A still from THE ART OF SELF DEFENSE (2019) featuring stars Imogen Poots and Jesse Eisenberg, and others, wearing gi in a karate dojo.

Fantasia 2019 Review: THE ART OF SELF DEFENSE Kicks Toxic Masculinity With Its Fist

You see masculinity depicted onscreen a lot. Like, a lot a lot. Usually, it’s celebrated, whether through punchy-kicky action setpieces or stoic one-man-holds-in-his-tears dramas. Recently, we’ve seen the concept dissected a bit more frequently – but never before as hilariously as this. In The Art of Self-DefenseFaults writer-director Riley Stearns has lovingly crafted an exquisitely absurd satire of toxic masculinity. Small but perfectly formed, it’s one of the funniest movies of the year, cutting straight to the heart of YouTube-era neo-misogyny.

Jesse Eisenberg stars as Casey Davies, a scrawny, Dachshund-owning accountant who’s got a masculinity problem. Specifically, he has none of it, but desperately craves it – especially after a gang of motorcyclists beat him nearly to death. In order to plaster over his trauma and gain some assertiveness, he enrols in a karate school – but the enigmatic Sensei (Alessandro Nivola) may push him further towards manhood than he foresaw.

Within minutes, it becomes clear that The Art of Self-Defense doesn’t quite take place in our world. It takes place in a world even more hyper-masculinised than our own: where radio broadcasts make regular friendly suggestions of carrying guns, where men’s magazines are simple catalogues of boob pictures, and where answering machines take an exasperated tone with their owners. Stearns’ dialogue often intentionally overexplains characters’ thought processes, exposing their inherent ridiculousness, and his camera stands back as a quiet observer. It’s fantastic.

This continues into the karate school, where most of the movie takes place. The Art of Self-Defense paints a deliberately cartoonish picture of karate and karate culture, magnifying its sense of self-importance and its reverence toward hand-to-hand violence. Casey’s path through the school – topping out at yellow belt, the second-lowest level, around which he obsessively builds his new identity – is hilarious and sad, in the way that men buying bulk lots of penis-enlargement pills is hilarious and sad. His overcorrection towards masculinity turns him into an equally awkward funhouse-mirror version of himself, so manly that he refuses to pat his dog lest it become too “coddled.”

“Pain is weakness leaving the body” has nothing on the macho bullshit found here.

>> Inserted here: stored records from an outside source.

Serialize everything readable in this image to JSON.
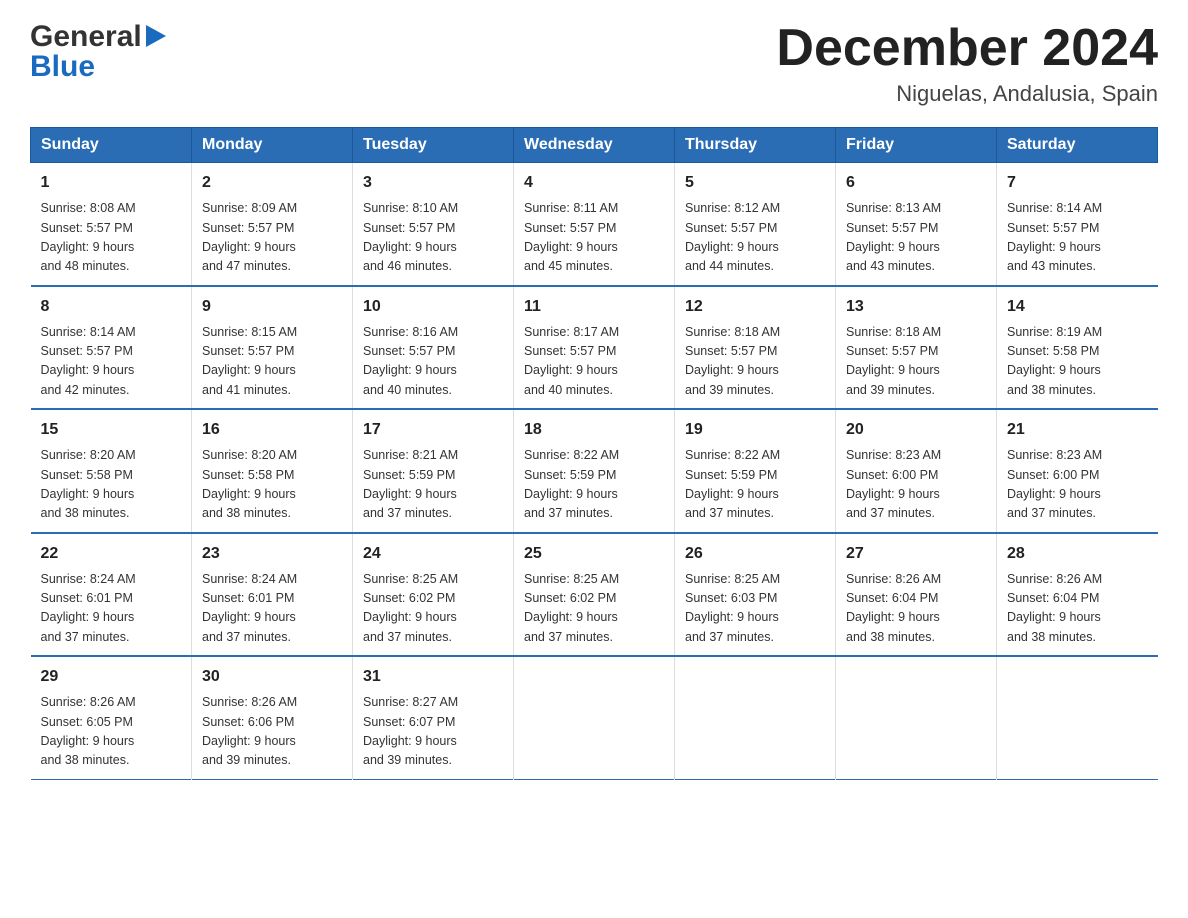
{
  "header": {
    "logo_general": "General",
    "logo_blue": "Blue",
    "month_title": "December 2024",
    "location": "Niguelas, Andalusia, Spain"
  },
  "columns": [
    "Sunday",
    "Monday",
    "Tuesday",
    "Wednesday",
    "Thursday",
    "Friday",
    "Saturday"
  ],
  "weeks": [
    [
      {
        "day": "1",
        "sunrise": "8:08 AM",
        "sunset": "5:57 PM",
        "daylight": "9 hours and 48 minutes."
      },
      {
        "day": "2",
        "sunrise": "8:09 AM",
        "sunset": "5:57 PM",
        "daylight": "9 hours and 47 minutes."
      },
      {
        "day": "3",
        "sunrise": "8:10 AM",
        "sunset": "5:57 PM",
        "daylight": "9 hours and 46 minutes."
      },
      {
        "day": "4",
        "sunrise": "8:11 AM",
        "sunset": "5:57 PM",
        "daylight": "9 hours and 45 minutes."
      },
      {
        "day": "5",
        "sunrise": "8:12 AM",
        "sunset": "5:57 PM",
        "daylight": "9 hours and 44 minutes."
      },
      {
        "day": "6",
        "sunrise": "8:13 AM",
        "sunset": "5:57 PM",
        "daylight": "9 hours and 43 minutes."
      },
      {
        "day": "7",
        "sunrise": "8:14 AM",
        "sunset": "5:57 PM",
        "daylight": "9 hours and 43 minutes."
      }
    ],
    [
      {
        "day": "8",
        "sunrise": "8:14 AM",
        "sunset": "5:57 PM",
        "daylight": "9 hours and 42 minutes."
      },
      {
        "day": "9",
        "sunrise": "8:15 AM",
        "sunset": "5:57 PM",
        "daylight": "9 hours and 41 minutes."
      },
      {
        "day": "10",
        "sunrise": "8:16 AM",
        "sunset": "5:57 PM",
        "daylight": "9 hours and 40 minutes."
      },
      {
        "day": "11",
        "sunrise": "8:17 AM",
        "sunset": "5:57 PM",
        "daylight": "9 hours and 40 minutes."
      },
      {
        "day": "12",
        "sunrise": "8:18 AM",
        "sunset": "5:57 PM",
        "daylight": "9 hours and 39 minutes."
      },
      {
        "day": "13",
        "sunrise": "8:18 AM",
        "sunset": "5:57 PM",
        "daylight": "9 hours and 39 minutes."
      },
      {
        "day": "14",
        "sunrise": "8:19 AM",
        "sunset": "5:58 PM",
        "daylight": "9 hours and 38 minutes."
      }
    ],
    [
      {
        "day": "15",
        "sunrise": "8:20 AM",
        "sunset": "5:58 PM",
        "daylight": "9 hours and 38 minutes."
      },
      {
        "day": "16",
        "sunrise": "8:20 AM",
        "sunset": "5:58 PM",
        "daylight": "9 hours and 38 minutes."
      },
      {
        "day": "17",
        "sunrise": "8:21 AM",
        "sunset": "5:59 PM",
        "daylight": "9 hours and 37 minutes."
      },
      {
        "day": "18",
        "sunrise": "8:22 AM",
        "sunset": "5:59 PM",
        "daylight": "9 hours and 37 minutes."
      },
      {
        "day": "19",
        "sunrise": "8:22 AM",
        "sunset": "5:59 PM",
        "daylight": "9 hours and 37 minutes."
      },
      {
        "day": "20",
        "sunrise": "8:23 AM",
        "sunset": "6:00 PM",
        "daylight": "9 hours and 37 minutes."
      },
      {
        "day": "21",
        "sunrise": "8:23 AM",
        "sunset": "6:00 PM",
        "daylight": "9 hours and 37 minutes."
      }
    ],
    [
      {
        "day": "22",
        "sunrise": "8:24 AM",
        "sunset": "6:01 PM",
        "daylight": "9 hours and 37 minutes."
      },
      {
        "day": "23",
        "sunrise": "8:24 AM",
        "sunset": "6:01 PM",
        "daylight": "9 hours and 37 minutes."
      },
      {
        "day": "24",
        "sunrise": "8:25 AM",
        "sunset": "6:02 PM",
        "daylight": "9 hours and 37 minutes."
      },
      {
        "day": "25",
        "sunrise": "8:25 AM",
        "sunset": "6:02 PM",
        "daylight": "9 hours and 37 minutes."
      },
      {
        "day": "26",
        "sunrise": "8:25 AM",
        "sunset": "6:03 PM",
        "daylight": "9 hours and 37 minutes."
      },
      {
        "day": "27",
        "sunrise": "8:26 AM",
        "sunset": "6:04 PM",
        "daylight": "9 hours and 38 minutes."
      },
      {
        "day": "28",
        "sunrise": "8:26 AM",
        "sunset": "6:04 PM",
        "daylight": "9 hours and 38 minutes."
      }
    ],
    [
      {
        "day": "29",
        "sunrise": "8:26 AM",
        "sunset": "6:05 PM",
        "daylight": "9 hours and 38 minutes."
      },
      {
        "day": "30",
        "sunrise": "8:26 AM",
        "sunset": "6:06 PM",
        "daylight": "9 hours and 39 minutes."
      },
      {
        "day": "31",
        "sunrise": "8:27 AM",
        "sunset": "6:07 PM",
        "daylight": "9 hours and 39 minutes."
      },
      null,
      null,
      null,
      null
    ]
  ],
  "labels": {
    "sunrise": "Sunrise:",
    "sunset": "Sunset:",
    "daylight": "Daylight:"
  }
}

As the film progresses, the comedy turns considerably darker. Story developments push the tone toward a far more pointed and savage takedown of toxic masculinity than the playful first half would suggest. Though the twists aren’t necessarily shocking – and don’t even really surprise the characters, deep down – they’re extremely uncomfortable to watch. We laugh even as we squirm, as Casey starts (with Sensei’s encouragement) to lose control of his emotions. For those familiar with the parlance of Men’s-Rights Assholes, there are plentiful jokes at their worldview’s expense.

No comedy this nuanced could ever succeed without absolute consistency in the cast, and Stearns marshals his cast to subtle and uniformly excellent comic performances. Eisenberg makes possibly the best-ever use of his nerdy physique here, amplifying both Casey’s initial timidity and the ludicrous, terrifying nature of his more masculine self. Imogen Poots, as the sole female member of the karate class, communicates a fierce compassion underneath her machismo-calloused exterior. And Nivola, in a magnificent deadpan turn, is equally magnetic and repulsive as the charismatic asshole Sensei. The entire cast, from leading roles to bit parts, is on the same page, helping the script sing.

Many people have compared The Art of Self-Defense to Fight Club, and it’s easy to see the similarities on the surface. Both follow dweeby office slaves along their paths to masculine self-actualisation. Both feature heavily-violent secret clubs with strict rules. Neither has more than one notable female character. But where Fight Club falls victim to its own indulgence in the very ideas it’s trying to satirise, The Art of Self-Defense keeps its sights fixated on its thematic mission. Dudebros won’t be championing this movie as a celebration of Man Culture; every scene either openly mocks it or specifically illustrates it as destructive. What’s more, the violence in the film is specifically targeted at helpless or near-helpless individuals. For a movie centred on karate, there aren’t really many fights – just beatings – and it’s all the better for it.

Not everyone will jam as hard on The Art of Self-Defense as I did. It’s a profoundly strange movie at times, and viewers who insist upon believable character motivations will be left wanting. But this movie exists in a heightened state of absurdity – all the better to deliver both its terrific jokes, and its commentary on strength, weakness, and the perception thereof. It’ll punch a hole in your face, and only laughter will come out.